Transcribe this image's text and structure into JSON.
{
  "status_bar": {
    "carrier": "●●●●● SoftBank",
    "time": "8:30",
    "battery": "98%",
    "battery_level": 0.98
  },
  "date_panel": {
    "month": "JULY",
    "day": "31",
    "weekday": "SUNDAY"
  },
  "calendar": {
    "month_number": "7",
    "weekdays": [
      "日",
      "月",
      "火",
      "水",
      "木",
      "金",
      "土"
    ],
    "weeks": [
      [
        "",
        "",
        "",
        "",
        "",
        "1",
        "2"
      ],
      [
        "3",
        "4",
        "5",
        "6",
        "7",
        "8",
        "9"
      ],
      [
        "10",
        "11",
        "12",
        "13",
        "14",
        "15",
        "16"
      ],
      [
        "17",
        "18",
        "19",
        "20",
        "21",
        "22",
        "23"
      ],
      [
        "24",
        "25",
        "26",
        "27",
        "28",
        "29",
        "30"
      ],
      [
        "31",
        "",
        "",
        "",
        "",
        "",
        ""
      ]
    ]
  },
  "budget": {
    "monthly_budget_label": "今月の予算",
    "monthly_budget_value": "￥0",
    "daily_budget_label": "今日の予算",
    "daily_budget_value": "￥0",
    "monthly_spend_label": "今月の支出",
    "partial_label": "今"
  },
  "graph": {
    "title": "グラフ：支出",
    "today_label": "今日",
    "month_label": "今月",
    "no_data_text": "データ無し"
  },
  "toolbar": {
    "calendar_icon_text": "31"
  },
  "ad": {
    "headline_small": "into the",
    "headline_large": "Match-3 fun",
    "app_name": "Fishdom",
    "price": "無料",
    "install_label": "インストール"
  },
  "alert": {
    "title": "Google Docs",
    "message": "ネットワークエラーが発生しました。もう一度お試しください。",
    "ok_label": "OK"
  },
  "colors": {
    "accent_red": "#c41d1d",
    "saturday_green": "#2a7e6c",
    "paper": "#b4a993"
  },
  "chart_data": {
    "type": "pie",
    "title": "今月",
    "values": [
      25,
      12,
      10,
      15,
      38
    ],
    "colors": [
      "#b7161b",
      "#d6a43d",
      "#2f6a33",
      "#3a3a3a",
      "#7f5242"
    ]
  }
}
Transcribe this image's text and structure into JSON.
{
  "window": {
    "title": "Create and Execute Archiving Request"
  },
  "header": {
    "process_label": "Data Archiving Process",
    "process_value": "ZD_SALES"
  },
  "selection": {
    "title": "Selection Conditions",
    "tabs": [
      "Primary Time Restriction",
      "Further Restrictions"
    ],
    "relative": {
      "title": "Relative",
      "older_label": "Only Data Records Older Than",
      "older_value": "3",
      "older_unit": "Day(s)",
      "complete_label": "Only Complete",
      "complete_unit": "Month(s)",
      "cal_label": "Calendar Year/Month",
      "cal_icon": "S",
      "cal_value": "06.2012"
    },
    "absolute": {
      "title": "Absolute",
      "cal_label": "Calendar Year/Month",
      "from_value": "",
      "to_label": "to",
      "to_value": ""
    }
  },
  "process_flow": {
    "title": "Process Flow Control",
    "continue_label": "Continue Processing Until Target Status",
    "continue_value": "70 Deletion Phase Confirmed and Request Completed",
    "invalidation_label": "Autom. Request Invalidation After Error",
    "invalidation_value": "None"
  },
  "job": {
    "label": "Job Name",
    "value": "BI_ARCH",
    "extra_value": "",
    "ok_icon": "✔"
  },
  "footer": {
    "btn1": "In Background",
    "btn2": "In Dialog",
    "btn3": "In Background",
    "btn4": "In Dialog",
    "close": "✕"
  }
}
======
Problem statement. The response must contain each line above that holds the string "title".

Solution to this problem.
    "title": "グラフ：支出",
    "title": "Google Docs",
    "title": "今月",
    "title": "Create and Execute Archiving Request"
    "title": "Selection Conditions",
      "title": "Relative",
      "title": "Absolute",
    "title": "Process Flow Control",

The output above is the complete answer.